Word for word, reproduce every line of the data below.

Excerpts from an interface dataset
============

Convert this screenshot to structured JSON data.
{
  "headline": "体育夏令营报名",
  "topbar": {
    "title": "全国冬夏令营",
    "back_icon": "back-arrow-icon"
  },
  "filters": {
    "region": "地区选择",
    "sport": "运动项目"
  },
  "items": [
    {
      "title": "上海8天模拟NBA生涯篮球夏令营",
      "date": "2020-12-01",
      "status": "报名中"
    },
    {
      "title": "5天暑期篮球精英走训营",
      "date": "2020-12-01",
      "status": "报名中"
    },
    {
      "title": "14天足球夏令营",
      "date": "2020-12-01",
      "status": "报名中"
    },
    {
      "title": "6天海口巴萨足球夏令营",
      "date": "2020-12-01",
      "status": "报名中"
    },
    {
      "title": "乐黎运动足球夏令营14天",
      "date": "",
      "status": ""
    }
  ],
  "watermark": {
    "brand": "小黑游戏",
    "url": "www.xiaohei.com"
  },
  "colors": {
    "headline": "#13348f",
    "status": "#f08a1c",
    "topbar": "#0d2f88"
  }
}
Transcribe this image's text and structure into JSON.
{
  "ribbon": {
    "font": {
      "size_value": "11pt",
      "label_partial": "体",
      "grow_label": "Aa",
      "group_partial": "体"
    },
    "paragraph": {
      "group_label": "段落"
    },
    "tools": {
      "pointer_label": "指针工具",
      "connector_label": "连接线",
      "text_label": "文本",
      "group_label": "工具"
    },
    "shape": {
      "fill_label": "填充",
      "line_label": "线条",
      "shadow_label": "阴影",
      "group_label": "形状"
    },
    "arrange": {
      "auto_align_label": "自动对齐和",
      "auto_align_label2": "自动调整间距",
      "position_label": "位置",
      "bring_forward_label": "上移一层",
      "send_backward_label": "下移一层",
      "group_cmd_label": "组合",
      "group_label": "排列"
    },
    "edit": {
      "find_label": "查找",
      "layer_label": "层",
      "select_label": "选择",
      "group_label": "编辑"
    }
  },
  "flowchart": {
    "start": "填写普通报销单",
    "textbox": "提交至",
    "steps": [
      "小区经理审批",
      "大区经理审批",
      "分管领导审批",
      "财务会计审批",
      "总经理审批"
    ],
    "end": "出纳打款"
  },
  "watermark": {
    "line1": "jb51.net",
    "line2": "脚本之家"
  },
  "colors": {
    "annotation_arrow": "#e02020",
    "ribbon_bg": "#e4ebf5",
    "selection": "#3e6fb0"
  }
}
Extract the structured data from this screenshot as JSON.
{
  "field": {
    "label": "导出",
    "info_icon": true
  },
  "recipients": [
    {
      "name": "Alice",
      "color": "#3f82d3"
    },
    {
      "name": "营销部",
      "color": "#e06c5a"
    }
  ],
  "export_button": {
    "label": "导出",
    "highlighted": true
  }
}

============

## Problem solution
Convert this screenshot to structured JSON data.
{
  "headline": "体育夏令营报名",
  "topbar": {
    "title": "全国冬夏令营",
    "back_icon": "back-arrow-icon"
  },
  "filters": {
    "region": "地区选择",
    "sport": "运动项目"
  },
  "items": [
    {
      "title": "上海8天模拟NBA生涯篮球夏令营",
      "date": "2020-12-01",
      "status": "报名中"
    },
    {
      "title": "5天暑期篮球精英走训营",
      "date": "2020-12-01",
      "status": "报名中"
    },
    {
      "title": "14天足球夏令营",
      "date": "2020-12-01",
      "status": "报名中"
    },
    {
      "title": "6天海口巴萨足球夏令营",
      "date": "2020-12-01",
      "status": "报名中"
    },
    {
      "title": "乐黎运动足球夏令营14天",
      "date": "",
      "status": ""
    }
  ],
  "watermark": {
    "brand": "小黑游戏",
    "url": "www.xiaohei.com"
  },
  "colors": {
    "headline": "#13348f",
    "status": "#f08a1c",
    "topbar": "#0d2f88"
  }
}
Transcribe this image's text and structure into JSON.
{
  "ribbon": {
    "font": {
      "size_value": "11pt",
      "label_partial": "体",
      "grow_label": "Aa",
      "group_partial": "体"
    },
    "paragraph": {
      "group_label": "段落"
    },
    "tools": {
      "pointer_label": "指针工具",
      "connector_label": "连接线",
      "text_label": "文本",
      "group_label": "工具"
    },
    "shape": {
      "fill_label": "填充",
      "line_label": "线条",
      "shadow_label": "阴影",
      "group_label": "形状"
    },
    "arrange": {
      "auto_align_label": "自动对齐和",
      "auto_align_label2": "自动调整间距",
      "position_label": "位置",
      "bring_forward_label": "上移一层",
      "send_backward_label": "下移一层",
      "group_cmd_label": "组合",
      "group_label": "排列"
    },
    "edit": {
      "find_label": "查找",
      "layer_label": "层",
      "select_label": "选择",
      "group_label": "编辑"
    }
  },
  "flowchart": {
    "start": "填写普通报销单",
    "textbox": "提交至",
    "steps": [
      "小区经理审批",
      "大区经理审批",
      "分管领导审批",
      "财务会计审批",
      "总经理审批"
    ],
    "end": "出纳打款"
  },
  "watermark": {
    "line1": "jb51.net",
    "line2": "脚本之家"
  },
  "colors": {
    "annotation_arrow": "#e02020",
    "ribbon_bg": "#e4ebf5",
    "selection": "#3e6fb0"
  }
}
Extract the structured data from this screenshot as JSON.
{
  "field": {
    "label": "导出",
    "info_icon": true
  },
  "recipients": [
    {
      "name": "Alice",
      "color": "#3f82d3"
    },
    {
      "name": "营销部",
      "color": "#e06c5a"
    }
  ],
  "export_button": {
    "label": "导出",
    "highlighted": true
  }
}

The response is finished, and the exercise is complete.